**What you have to do**
Word for word, print every entry below.

··· Task material

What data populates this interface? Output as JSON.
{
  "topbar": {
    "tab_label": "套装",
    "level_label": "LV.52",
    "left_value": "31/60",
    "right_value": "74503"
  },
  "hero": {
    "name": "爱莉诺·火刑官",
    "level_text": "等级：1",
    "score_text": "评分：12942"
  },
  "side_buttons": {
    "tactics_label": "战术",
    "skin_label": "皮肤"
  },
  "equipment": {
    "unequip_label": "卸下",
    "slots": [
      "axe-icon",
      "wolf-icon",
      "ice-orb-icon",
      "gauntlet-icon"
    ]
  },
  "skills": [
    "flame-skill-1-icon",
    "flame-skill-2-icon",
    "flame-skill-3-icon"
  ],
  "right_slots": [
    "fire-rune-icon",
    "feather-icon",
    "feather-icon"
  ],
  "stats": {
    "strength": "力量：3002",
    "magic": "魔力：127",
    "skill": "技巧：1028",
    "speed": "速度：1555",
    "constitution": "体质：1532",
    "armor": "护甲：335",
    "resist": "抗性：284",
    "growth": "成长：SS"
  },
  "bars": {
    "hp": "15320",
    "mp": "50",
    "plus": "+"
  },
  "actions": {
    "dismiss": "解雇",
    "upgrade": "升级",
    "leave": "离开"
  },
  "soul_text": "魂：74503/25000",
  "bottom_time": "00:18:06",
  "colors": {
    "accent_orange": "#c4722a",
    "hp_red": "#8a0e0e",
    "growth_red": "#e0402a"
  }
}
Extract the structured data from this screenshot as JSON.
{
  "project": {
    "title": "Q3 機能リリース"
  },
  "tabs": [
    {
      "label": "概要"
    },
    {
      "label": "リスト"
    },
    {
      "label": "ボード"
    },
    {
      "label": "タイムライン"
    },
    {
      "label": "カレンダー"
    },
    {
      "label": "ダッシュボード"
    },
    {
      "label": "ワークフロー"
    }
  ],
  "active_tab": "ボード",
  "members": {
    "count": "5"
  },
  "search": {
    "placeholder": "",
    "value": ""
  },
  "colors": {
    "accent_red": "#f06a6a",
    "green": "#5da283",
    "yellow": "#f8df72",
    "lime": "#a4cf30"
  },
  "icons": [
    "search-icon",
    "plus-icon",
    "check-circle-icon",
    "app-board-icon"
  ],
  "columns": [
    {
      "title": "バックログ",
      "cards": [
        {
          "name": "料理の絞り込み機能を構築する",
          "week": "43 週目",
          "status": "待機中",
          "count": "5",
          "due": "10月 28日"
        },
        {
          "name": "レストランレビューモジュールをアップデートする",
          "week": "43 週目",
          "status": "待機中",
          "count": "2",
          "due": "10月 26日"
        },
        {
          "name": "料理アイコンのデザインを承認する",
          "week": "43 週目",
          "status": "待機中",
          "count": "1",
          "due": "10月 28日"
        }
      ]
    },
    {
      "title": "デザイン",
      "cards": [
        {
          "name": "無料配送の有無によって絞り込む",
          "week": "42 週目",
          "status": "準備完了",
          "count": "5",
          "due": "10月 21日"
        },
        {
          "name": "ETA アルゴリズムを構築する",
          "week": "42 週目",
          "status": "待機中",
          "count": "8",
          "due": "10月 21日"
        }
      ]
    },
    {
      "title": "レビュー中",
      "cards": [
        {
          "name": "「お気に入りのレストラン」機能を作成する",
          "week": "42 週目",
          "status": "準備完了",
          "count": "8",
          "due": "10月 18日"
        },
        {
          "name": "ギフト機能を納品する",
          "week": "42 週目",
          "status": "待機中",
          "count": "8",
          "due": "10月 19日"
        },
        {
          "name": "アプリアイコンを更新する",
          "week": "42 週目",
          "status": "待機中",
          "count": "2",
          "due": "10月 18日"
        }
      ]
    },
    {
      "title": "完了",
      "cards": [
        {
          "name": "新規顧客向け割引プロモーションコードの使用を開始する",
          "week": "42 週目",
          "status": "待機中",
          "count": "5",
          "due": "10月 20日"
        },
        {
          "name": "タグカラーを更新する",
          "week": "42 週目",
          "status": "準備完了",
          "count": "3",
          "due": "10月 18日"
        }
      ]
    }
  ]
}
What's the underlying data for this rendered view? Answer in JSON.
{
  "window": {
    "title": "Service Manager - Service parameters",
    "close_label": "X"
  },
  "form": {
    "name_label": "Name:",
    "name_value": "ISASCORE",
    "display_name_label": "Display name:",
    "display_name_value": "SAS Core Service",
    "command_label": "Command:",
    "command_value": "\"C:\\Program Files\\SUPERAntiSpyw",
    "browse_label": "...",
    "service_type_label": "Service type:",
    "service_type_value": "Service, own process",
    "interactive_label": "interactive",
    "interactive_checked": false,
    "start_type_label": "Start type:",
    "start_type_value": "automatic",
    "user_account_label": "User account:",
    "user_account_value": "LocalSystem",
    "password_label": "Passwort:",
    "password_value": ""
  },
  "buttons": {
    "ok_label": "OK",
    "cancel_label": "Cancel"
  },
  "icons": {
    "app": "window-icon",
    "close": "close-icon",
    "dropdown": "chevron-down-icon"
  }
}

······

**Task answer**
What data populates this interface? Output as JSON.
{
  "topbar": {
    "tab_label": "套装",
    "level_label": "LV.52",
    "left_value": "31/60",
    "right_value": "74503"
  },
  "hero": {
    "name": "爱莉诺·火刑官",
    "level_text": "等级：1",
    "score_text": "评分：12942"
  },
  "side_buttons": {
    "tactics_label": "战术",
    "skin_label": "皮肤"
  },
  "equipment": {
    "unequip_label": "卸下",
    "slots": [
      "axe-icon",
      "wolf-icon",
      "ice-orb-icon",
      "gauntlet-icon"
    ]
  },
  "skills": [
    "flame-skill-1-icon",
    "flame-skill-2-icon",
    "flame-skill-3-icon"
  ],
  "right_slots": [
    "fire-rune-icon",
    "feather-icon",
    "feather-icon"
  ],
  "stats": {
    "strength": "力量：3002",
    "magic": "魔力：127",
    "skill": "技巧：1028",
    "speed": "速度：1555",
    "constitution": "体质：1532",
    "armor": "护甲：335",
    "resist": "抗性：284",
    "growth": "成长：SS"
  },
  "bars": {
    "hp": "15320",
    "mp": "50",
    "plus": "+"
  },
  "actions": {
    "dismiss": "解雇",
    "upgrade": "升级",
    "leave": "离开"
  },
  "soul_text": "魂：74503/25000",
  "bottom_time": "00:18:06",
  "colors": {
    "accent_orange": "#c4722a",
    "hp_red": "#8a0e0e",
    "growth_red": "#e0402a"
  }
}
Extract the structured data from this screenshot as JSON.
{
  "project": {
    "title": "Q3 機能リリース"
  },
  "tabs": [
    {
      "label": "概要"
    },
    {
      "label": "リスト"
    },
    {
      "label": "ボード"
    },
    {
      "label": "タイムライン"
    },
    {
      "label": "カレンダー"
    },
    {
      "label": "ダッシュボード"
    },
    {
      "label": "ワークフロー"
    }
  ],
  "active_tab": "ボード",
  "members": {
    "count": "5"
  },
  "search": {
    "placeholder": "",
    "value": ""
  },
  "colors": {
    "accent_red": "#f06a6a",
    "green": "#5da283",
    "yellow": "#f8df72",
    "lime": "#a4cf30"
  },
  "icons": [
    "search-icon",
    "plus-icon",
    "check-circle-icon",
    "app-board-icon"
  ],
  "columns": [
    {
      "title": "バックログ",
      "cards": [
        {
          "name": "料理の絞り込み機能を構築する",
          "week": "43 週目",
          "status": "待機中",
          "count": "5",
          "due": "10月 28日"
        },
        {
          "name": "レストランレビューモジュールをアップデートする",
          "week": "43 週目",
          "status": "待機中",
          "count": "2",
          "due": "10月 26日"
        },
        {
          "name": "料理アイコンのデザインを承認する",
          "week": "43 週目",
          "status": "待機中",
          "count": "1",
          "due": "10月 28日"
        }
      ]
    },
    {
      "title": "デザイン",
      "cards": [
        {
          "name": "無料配送の有無によって絞り込む",
          "week": "42 週目",
          "status": "準備完了",
          "count": "5",
          "due": "10月 21日"
        },
        {
          "name": "ETA アルゴリズムを構築する",
          "week": "42 週目",
          "status": "待機中",
          "count": "8",
          "due": "10月 21日"
        }
      ]
    },
    {
      "title": "レビュー中",
      "cards": [
        {
          "name": "「お気に入りのレストラン」機能を作成する",
          "week": "42 週目",
          "status": "準備完了",
          "count": "8",
          "due": "10月 18日"
        },
        {
          "name": "ギフト機能を納品する",
          "week": "42 週目",
          "status": "待機中",
          "count": "8",
          "due": "10月 19日"
        },
        {
          "name": "アプリアイコンを更新する",
          "week": "42 週目",
          "status": "待機中",
          "count": "2",
          "due": "10月 18日"
        }
      ]
    },
    {
      "title": "完了",
      "cards": [
        {
          "name": "新規顧客向け割引プロモーションコードの使用を開始する",
          "week": "42 週目",
          "status": "待機中",
          "count": "5",
          "due": "10月 20日"
        },
        {
          "name": "タグカラーを更新する",
          "week": "42 週目",
          "status": "準備完了",
          "count": "3",
          "due": "10月 18日"
        }
      ]
    }
  ]
}
What's the underlying data for this rendered view? Answer in JSON.
{
  "window": {
    "title": "Service Manager - Service parameters",
    "close_label": "X"
  },
  "form": {
    "name_label": "Name:",
    "name_value": "ISASCORE",
    "display_name_label": "Display name:",
    "display_name_value": "SAS Core Service",
    "command_label": "Command:",
    "command_value": "\"C:\\Program Files\\SUPERAntiSpyw",
    "browse_label": "...",
    "service_type_label": "Service type:",
    "service_type_value": "Service, own process",
    "interactive_label": "interactive",
    "interactive_checked": false,
    "start_type_label": "Start type:",
    "start_type_value": "automatic",
    "user_account_label": "User account:",
    "user_account_value": "LocalSystem",
    "password_label": "Passwort:",
    "password_value": ""
  },
  "buttons": {
    "ok_label": "OK",
    "cancel_label": "Cancel"
  },
  "icons": {
    "app": "window-icon",
    "close": "close-icon",
    "dropdown": "chevron-down-icon"
  }
}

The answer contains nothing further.